Iain Dalton, Leeds Socialist Party
Local residents and ex-mining families were outraged when news came through that Dewsbury Conservative Association was intending to have their annual dinner at the National Coal Mining Museum at the former Caphouse colliery in Overton near Wakefield.
It was planned for 10 March, just days after the anniversary of the end of the 1984-5 miners’ strike. Given the role of the Tory party under Thatcher in running down the mines and forcing the 1984-85 dispute in order to break the power of the miners – then the most combative and best organised union – many local people saw this as an insult to the whole point of a museum commemorating the industry.
But also, the last deep coal mine in Britain at Kellingley on the other side of Wakefield, closed by the Tory-led coalition, is a more recent reminder of the contempt the Tories hold the industry in. They are prepared to bring coal in from places such as China to fuel local power stations.
In a matter of days almost 2,000 people joined a Facebook group set up to protest the event and e-mail and ring the museum demanding they withdraw the event.
At first museum management put up a defiant statement that they would be going ahead as they had to be ‘politically neutral’! But just a day later they were forced to cancel the event after the catering company withdrew.
This is a victory for local working class communities and groups such as the Orgreave Truth and Justice Campaign which had planned to picket the dinner if it went ahead.

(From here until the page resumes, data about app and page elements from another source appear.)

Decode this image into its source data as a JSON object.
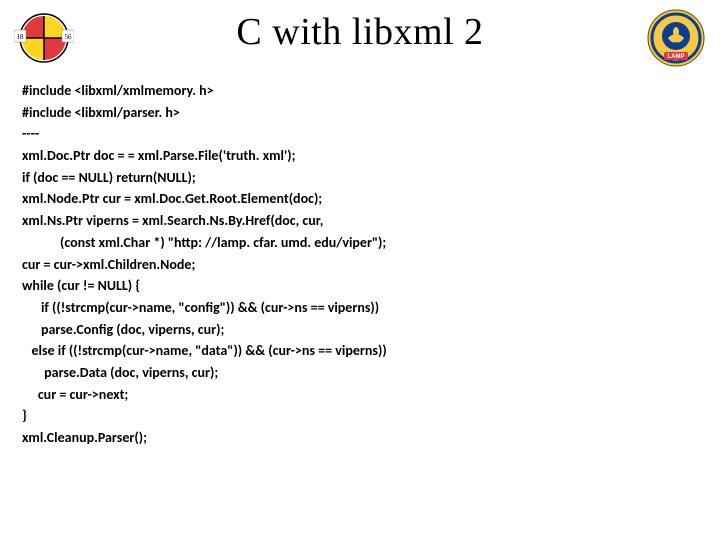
{
  "title": "C with libxml 2",
  "code_lines": [
    "#include <libxml/xmlmemory. h>",
    "#include <libxml/parser. h>",
    "----",
    "xml.Doc.Ptr doc = = xml.Parse.File('truth. xml');",
    "if (doc == NULL) return(NULL);",
    "xml.Node.Ptr cur = xml.Doc.Get.Root.Element(doc);",
    "xml.Ns.Ptr viperns = xml.Search.Ns.By.Href(doc, cur,",
    "            (const xml.Char *) \"http: //lamp. cfar. umd. edu/viper\");",
    "cur = cur->xml.Children.Node;",
    "while (cur != NULL) {",
    "      if ((!strcmp(cur->name, \"config\")) && (cur->ns == viperns))",
    "      parse.Config (doc, viperns, cur);",
    "   else if ((!strcmp(cur->name, \"data\")) && (cur->ns == viperns))",
    "       parse.Data (doc, viperns, cur);",
    "     cur = cur->next;",
    "}",
    "xml.Cleanup.Parser();"
  ],
  "logos": {
    "left": {
      "name": "university-of-maryland-seal",
      "year_left": "18",
      "year_right": "56"
    },
    "right": {
      "name": "lamp-seal",
      "label": "LAMP"
    }
  },
  "colors": {
    "md_red": "#E03A3E",
    "md_gold": "#FFD520",
    "md_black": "#000000",
    "lamp_bg": "#F5C945",
    "lamp_ring": "#0B3D91"
  }
}
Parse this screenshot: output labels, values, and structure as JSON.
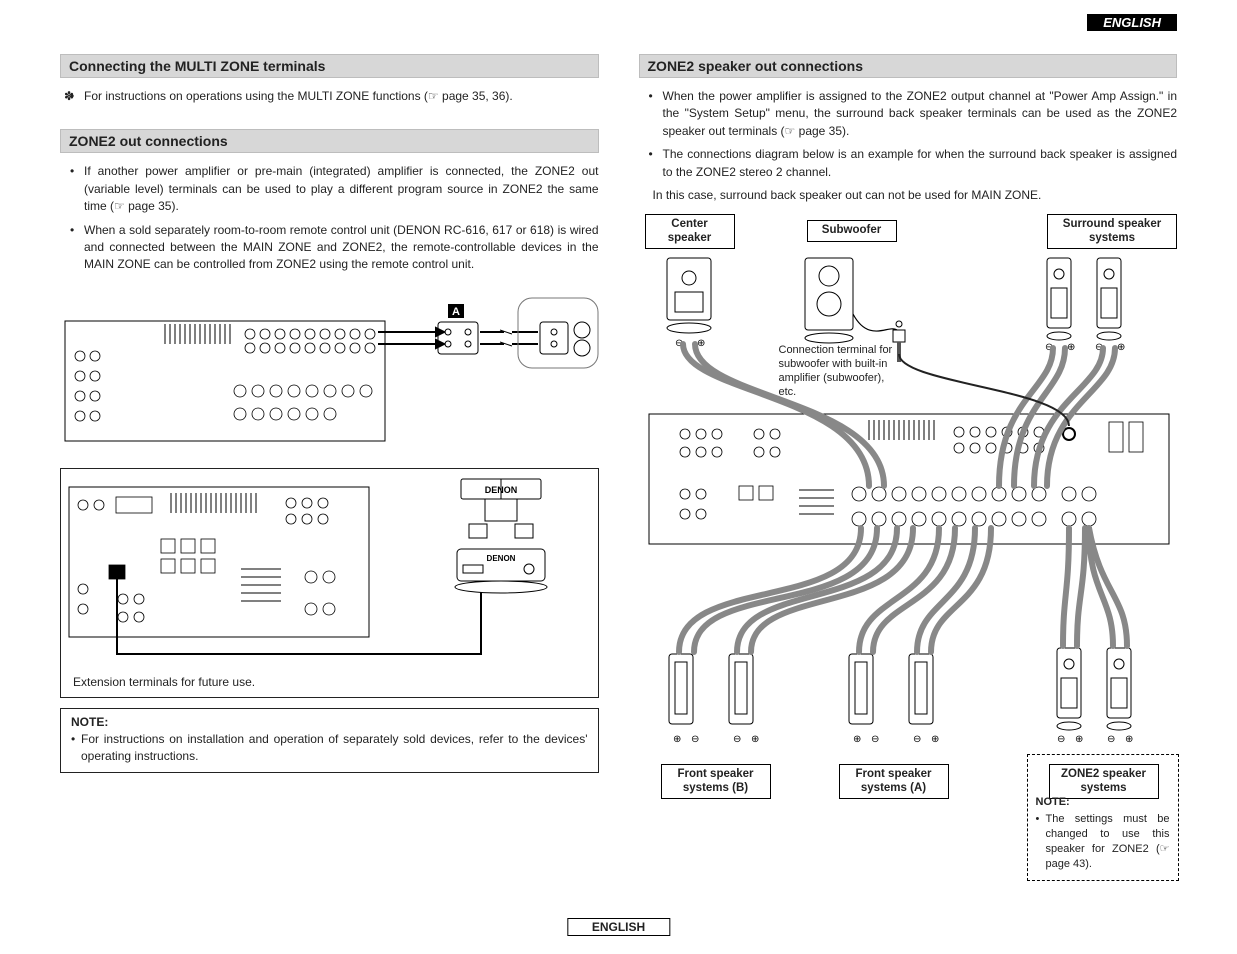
{
  "language_tab": "ENGLISH",
  "footer_lang": "ENGLISH",
  "left": {
    "h1": "Connecting the MULTI ZONE terminals",
    "intro_bullet": "For instructions on operations using the MULTI ZONE functions (☞ page 35, 36).",
    "h2": "ZONE2 out connections",
    "bullets": [
      "If another power amplifier or pre-main (integrated) amplifier is connected, the ZONE2 out (variable level) terminals can be used to play a different program source in ZONE2 the same time (☞ page 35).",
      "When a sold separately room-to-room remote control unit (DENON RC-616, 617 or 618) is wired and connected between the MAIN ZONE and ZONE2, the remote-controllable devices in the MAIN ZONE can be controlled from ZONE2 using the remote control unit."
    ],
    "diagram_tag_A": "A",
    "diagram_brand": "DENON",
    "ext_label": "Extension terminals for future use.",
    "note_title": "NOTE:",
    "note_bullet": "For instructions on installation and operation of separately sold devices, refer to the devices' operating instructions."
  },
  "right": {
    "h1": "ZONE2 speaker out connections",
    "bullets": [
      "When the power amplifier is assigned to the ZONE2 output channel at \"Power Amp Assign.\" in the \"System Setup\" menu, the surround back speaker terminals can be used as the ZONE2 speaker out terminals (☞ page 35).",
      "The connections diagram below is an example for when the surround back speaker is assigned to the ZONE2 stereo 2 channel."
    ],
    "followup": "In this case, surround back speaker out can not be used for MAIN ZONE.",
    "labels": {
      "center": "Center speaker",
      "sub": "Subwoofer",
      "surround": "Surround speaker systems",
      "sub_note": "Connection terminal for subwoofer with built-in amplifier (subwoofer), etc.",
      "front_b": "Front speaker systems (B)",
      "front_a": "Front speaker systems (A)",
      "zone2": "ZONE2 speaker systems"
    },
    "note_title": "NOTE:",
    "note_text": "The settings must be changed to use this speaker for ZONE2 (☞ page 43)."
  }
}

But it also raises questions around why the museum management thought accepting the booking was a good idea.